Twitter isn’t a public company yet, but analysts are already putting out their price targets and valuations on the stock.
Today we have two wildly divergent opinions on the company’s value.
NYU professor Aswath Damodaran, who specialises in corporate valuation, has a very conservative price for Twitter’s stock.
Damodaran runs through all the numbers on Twitter on his blog. It’s a dense read, and it factors in all sorts of parts of the business.
His conclusion: “At a $US6 billion market cap ($10/share), I think it is a very good deal, at $US10 billion ($17.5/share), I am indifferent to it, and at $US20 billion ($35/share), it is a moon shot.”

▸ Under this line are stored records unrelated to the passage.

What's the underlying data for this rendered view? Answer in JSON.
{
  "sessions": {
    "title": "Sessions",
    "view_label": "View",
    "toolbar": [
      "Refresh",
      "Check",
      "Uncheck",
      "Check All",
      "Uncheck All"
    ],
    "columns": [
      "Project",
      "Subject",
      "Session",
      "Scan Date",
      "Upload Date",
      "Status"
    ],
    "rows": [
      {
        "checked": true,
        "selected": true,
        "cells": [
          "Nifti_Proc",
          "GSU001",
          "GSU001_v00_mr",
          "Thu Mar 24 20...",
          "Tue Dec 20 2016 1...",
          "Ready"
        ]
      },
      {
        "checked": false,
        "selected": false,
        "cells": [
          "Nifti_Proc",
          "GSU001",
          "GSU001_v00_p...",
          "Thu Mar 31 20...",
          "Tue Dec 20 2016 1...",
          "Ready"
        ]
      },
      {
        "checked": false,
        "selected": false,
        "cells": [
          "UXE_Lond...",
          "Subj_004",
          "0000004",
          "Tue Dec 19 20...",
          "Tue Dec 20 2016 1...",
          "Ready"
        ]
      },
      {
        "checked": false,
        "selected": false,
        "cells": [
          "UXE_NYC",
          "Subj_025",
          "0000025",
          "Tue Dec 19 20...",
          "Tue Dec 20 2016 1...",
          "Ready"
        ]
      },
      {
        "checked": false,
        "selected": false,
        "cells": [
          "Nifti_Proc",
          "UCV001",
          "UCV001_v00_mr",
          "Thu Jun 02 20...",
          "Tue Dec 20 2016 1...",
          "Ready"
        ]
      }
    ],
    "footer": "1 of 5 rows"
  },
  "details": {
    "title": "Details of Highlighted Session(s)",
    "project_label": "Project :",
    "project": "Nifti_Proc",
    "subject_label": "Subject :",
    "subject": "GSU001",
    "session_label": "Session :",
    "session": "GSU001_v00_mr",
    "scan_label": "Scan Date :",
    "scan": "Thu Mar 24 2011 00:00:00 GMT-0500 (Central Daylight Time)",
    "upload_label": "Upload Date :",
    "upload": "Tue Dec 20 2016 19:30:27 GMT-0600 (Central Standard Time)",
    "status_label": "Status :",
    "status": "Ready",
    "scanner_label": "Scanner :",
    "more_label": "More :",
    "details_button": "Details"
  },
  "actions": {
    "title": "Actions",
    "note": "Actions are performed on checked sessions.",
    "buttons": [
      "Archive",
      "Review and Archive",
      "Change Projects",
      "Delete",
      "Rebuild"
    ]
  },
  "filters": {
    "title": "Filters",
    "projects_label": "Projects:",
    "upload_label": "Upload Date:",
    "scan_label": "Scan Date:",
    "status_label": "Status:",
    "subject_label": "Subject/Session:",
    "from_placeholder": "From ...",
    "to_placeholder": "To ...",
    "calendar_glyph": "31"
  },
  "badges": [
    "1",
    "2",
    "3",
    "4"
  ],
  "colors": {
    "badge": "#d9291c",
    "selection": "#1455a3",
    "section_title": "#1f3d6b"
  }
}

He says he could be wrong, but he’s transparent in how he arrives at his numbers.
Robert Peck, an analyst at SunTrust, is also transparent in his analysis, with a 75-page report on Twitter.
His conclusion is radically different than Damodaran. Peck says, “We are initiating coverage of Twitter with a Buy rating and a $US50 2014 year end price target. Our target is derived around a central tendency of value methodology that employs forward multiples of: 16x Revenue, 80x EBITDA, and other proprietary analysis.”
Peck’s analysis is slight more emotional than Damodaran’s.
“When investors look at Twitter, it will be important to look at what the company could look like several years out, and what is driving the company in that direction,” says Peck.
“Much like Facebook one year ago, Twitter is in the nascent process of rolling out new products for consumers, as well as advertisers. We think this will drive near term revenue growth ~100% to ~ $US1.2b in 2014.
“In addition, like with Facebook, the optionality of Twitter’s reach (~215m active UVs) creates great financial and business model leverage.”
Peck goes on to through out a few revenue opportunities for Twitter to pursue — stealing ad dollars from TV (~$500 million), search monetization (~$500 million), commerce (~$500 million), and app installs (~$500 million).
We should note that Twitter tried commerce and search, and in each case it failed to gain much traction. People don’t search in Twitter like they do Google, and they don’t buy stuff, just like e-commerce is still tiny for Facebook.
The larger point, though, is that Twitter is just starting to really turn on the revenue engines, and it’s entirely possible the company is ready to really grow.
Bloomberg News also has a round-up of potential valuations from fund managers.
The consensus seems to be that Twitter is likely to be at $US20 billion or higher in its first trade.
This is all a warm up for when Twitter actually prices its stock and hits the public markets.
It’s gearing up for its roadshow where it will meet with institutional investors who will decide what they’re willing to pay for Twitter.
We’ll see if they’re more in the Damodaran camp, or the Peck camp in a few weeks.